(Stored dataset items)

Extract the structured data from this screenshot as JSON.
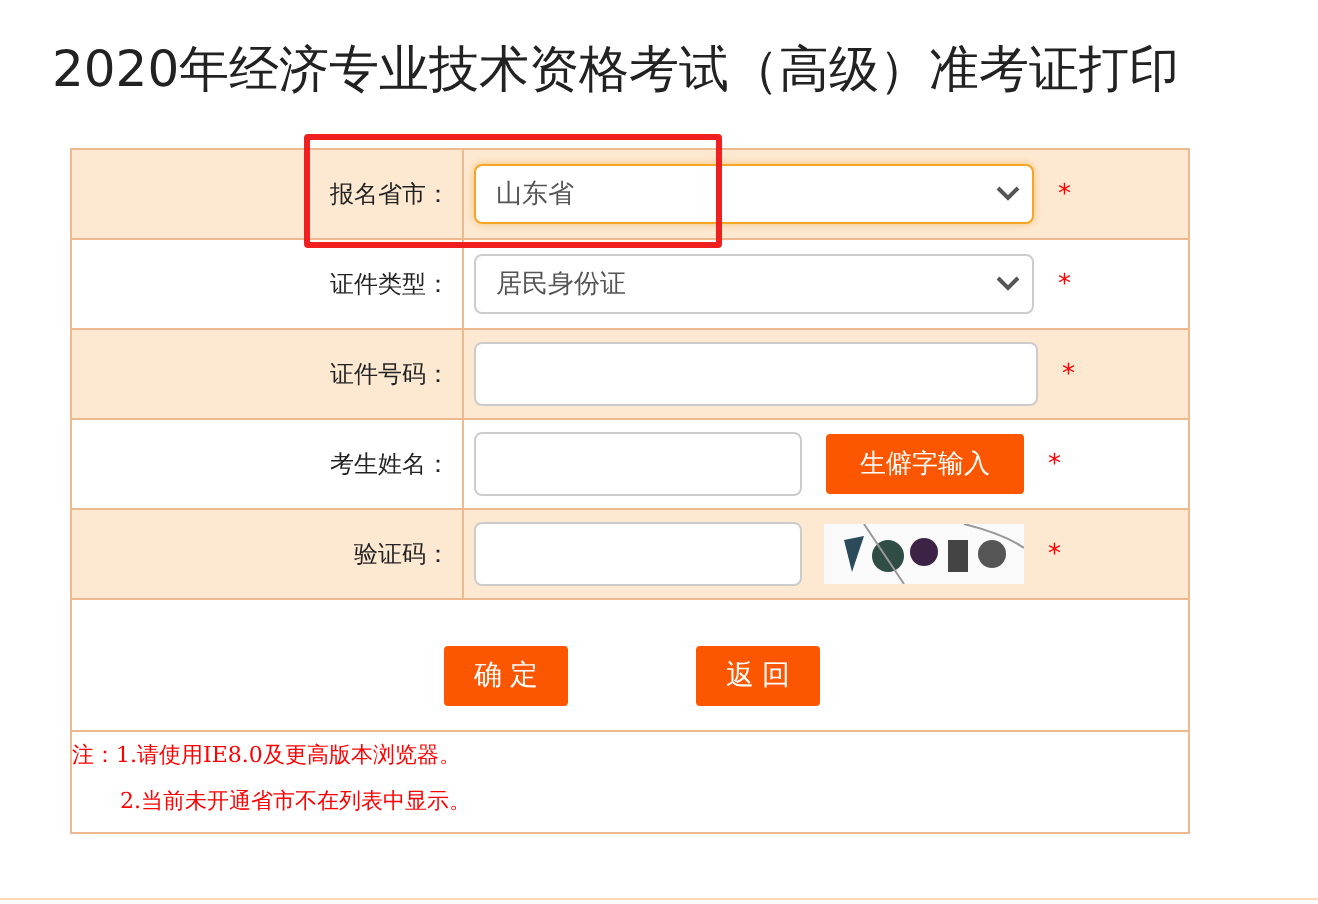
{
  "title": "2020年经济专业技术资格考试（高级）准考证打印",
  "fields": [
    {
      "kind": "select",
      "label": "报名省市：",
      "value": "山东省",
      "focused": true,
      "required": "*",
      "highlighted": true
    },
    {
      "kind": "select",
      "label": "证件类型：",
      "value": "居民身份证",
      "focused": false,
      "required": "*",
      "highlighted": false
    },
    {
      "kind": "text",
      "label": "证件号码：",
      "required": "*",
      "highlighted": false
    },
    {
      "kind": "name",
      "label": "考生姓名：",
      "button": "生僻字输入",
      "required": "*",
      "highlighted": false
    },
    {
      "kind": "captcha",
      "label": "验证码：",
      "required": "*",
      "highlighted": false
    }
  ],
  "buttons": [
    "确 定",
    "返 回"
  ],
  "notes": [
    "注：1.请使用IE8.0及更高版本浏览器。",
    "2.当前未开通省市不在列表中显示。"
  ]
}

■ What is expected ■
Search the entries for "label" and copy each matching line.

■ Expected answer ■
      "label": "报名省市：",
      "label": "证件类型：",
      "label": "证件号码：",
      "label": "考生姓名：",
      "label": "验证码：",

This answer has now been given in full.